Small and clinically irrelevant amounts are excreted in breast milk. The major excretory pathway of magnesium is renal, and both oral and intravenous loads are rapidly eliminated in this way. In renal impairment there may be accumulation of magnesium.
The potential for magnesium toxicity is greater in parenteral administration than with oral dosing.
At plasma concentrations of up to 4mmol/l, the only adverse effect likely to be seen is flushing due to peripheral vasodilatation.

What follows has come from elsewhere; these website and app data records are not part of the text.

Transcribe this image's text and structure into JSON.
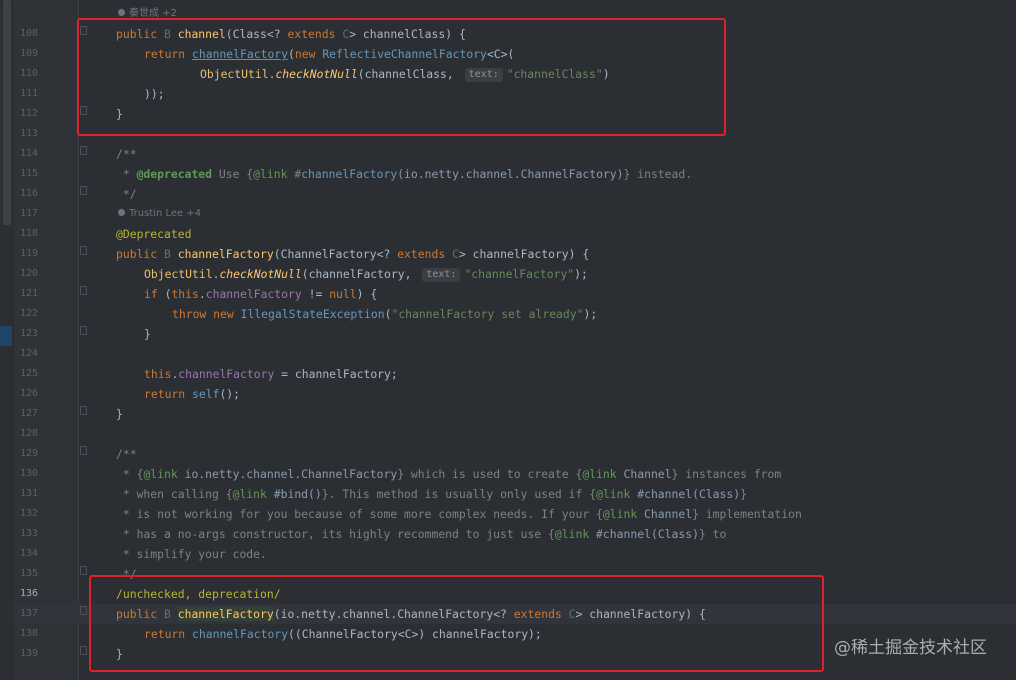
{
  "editor": {
    "authors": [
      {
        "name": "秦世成 +2"
      },
      {
        "name": "Trustin Lee +4"
      }
    ],
    "line_numbers": [
      "108",
      "109",
      "110",
      "111",
      "112",
      "113",
      "114",
      "115",
      "116",
      "117",
      "118",
      "119",
      "120",
      "121",
      "122",
      "123",
      "124",
      "125",
      "126",
      "127",
      "128",
      "129",
      "130",
      "131",
      "132",
      "133",
      "134",
      "135",
      "136",
      "137",
      "138",
      "139"
    ],
    "current_line": "136",
    "inlay_hint": "text:",
    "lines": {
      "l108": {
        "a": "public ",
        "b": "B ",
        "c": "channel",
        "d": "(",
        "e": "Class",
        "f": "<? ",
        "g": "extends ",
        "h": "C",
        "i": "> channelClass) {"
      },
      "l109": {
        "a": "return ",
        "b": "channelFactory",
        "c": "(",
        "d": "new ",
        "e": "ReflectiveChannelFactory",
        "f": "<C>("
      },
      "l110": {
        "a": "ObjectUtil",
        "b": ".",
        "c": "checkNotNull",
        "d": "(channelClass, ",
        "e": "\"channelClass\"",
        "f": ")"
      },
      "l111": {
        "a": "));"
      },
      "l112": {
        "a": "}"
      },
      "l114": {
        "a": "/**"
      },
      "l115": {
        "a": " * ",
        "b": "@deprecated",
        "c": " Use {",
        "d": "@link",
        "e": " #",
        "f": "channelFactory",
        "g": "(io.netty.channel.ChannelFactory)",
        "h": "} instead."
      },
      "l116": {
        "a": " */"
      },
      "l117": {
        "a": "@Deprecated"
      },
      "l118": {
        "a": "public ",
        "b": "B ",
        "c": "channelFactory",
        "d": "(ChannelFactory<? ",
        "e": "extends ",
        "f": "C",
        "g": "> channelFactory) {"
      },
      "l119": {
        "a": "ObjectUtil",
        "b": ".",
        "c": "checkNotNull",
        "d": "(channelFactory, ",
        "e": "\"channelFactory\"",
        "f": ");"
      },
      "l120": {
        "a": "if ",
        "b": "(",
        "c": "this",
        "d": ".",
        "e": "channelFactory",
        "f": " != ",
        "g": "null",
        "h": ") {"
      },
      "l121": {
        "a": "throw ",
        "b": "new ",
        "c": "IllegalStateException",
        "d": "(",
        "e": "\"channelFactory set already\"",
        "f": ");"
      },
      "l122": {
        "a": "}"
      },
      "l124": {
        "a": "this",
        "b": ".",
        "c": "channelFactory",
        "d": " = channelFactory;"
      },
      "l125": {
        "a": "return ",
        "b": "self",
        "c": "();"
      },
      "l126": {
        "a": "}"
      },
      "l128": {
        "a": "/**"
      },
      "l129": {
        "a": " * {",
        "b": "@link",
        "c": " io.netty.channel.ChannelFactory",
        "d": "} which is used to create {",
        "e": "@link",
        "f": " Channel",
        "g": "} instances from"
      },
      "l130": {
        "a": " * when calling {",
        "b": "@link",
        "c": " #bind",
        "d": "()",
        "e": "}. This method is usually only used if {",
        "f": "@link",
        "g": " #channel",
        "h": "(Class)",
        "i": "}"
      },
      "l131": {
        "a": " * is not working for you because of some more complex needs. If your {",
        "b": "@link",
        "c": " Channel",
        "d": "} implementation"
      },
      "l132": {
        "a": " * has a no-args constructor, its highly recommend to just use {",
        "b": "@link",
        "c": " #channel",
        "d": "(Class)",
        "e": "} to"
      },
      "l133": {
        "a": " * simplify your code."
      },
      "l134": {
        "a": " */"
      },
      "l135": {
        "a": "/unchecked, deprecation/"
      },
      "l136": {
        "a": "public ",
        "b": "B ",
        "c": "channelFactory",
        "d": "(io.netty.channel.ChannelFactory<? ",
        "e": "extends ",
        "f": "C",
        "g": "> channelFactory) {"
      },
      "l137": {
        "a": "return ",
        "b": "channelFactory",
        "c": "((ChannelFactory<C>) channelFactory);"
      },
      "l138": {
        "a": "}"
      }
    }
  },
  "watermark": "@稀土掘金技术社区",
  "colors": {
    "highlight_box": "#e0202a",
    "background": "#2b2f33",
    "keyword": "#cc7832",
    "field": "#9876aa",
    "string": "#6a8759",
    "comment": "#808080"
  }
}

At about 4-5mmol/l, concentration-dependant toxicity is heralded by loss of deep-tendon reflexes, then successively by hypotension, bradycardia and ultimately neuromuscular blockade leading to respiratory arrest.
When given intravenously, Magnesium Sulfate has an immediate onset of action, and its duration of activity is about 30mins.
This product has been available for many years and its side effects and clinical profile are well-understood, therefore no further data is provided.
Water for Injection
The important possible interactions are listed below.
Alkali carbonates, bicarbonates and hydroxides, calcium, clindamycin phosphate, hydrocortisone sodium succinate, phosphates, polymyxin B, procaine, salicylates and tartrates.
Streptomycin sulfate and tetramycin sulfate activity is inhibited by magnesium ions.
Do not store above 25° C.
Keep out of the sight and reach of children.
Colourless clear ampoules of neutral (Type 1) glass containing 2ml or 10ml of the solution.
Packed in cartons of 10 ampoules.
Macarthys Laboratories Ltd
T/A Martindale Pharmaceuticals
Date of first authorisation: 30 August 1989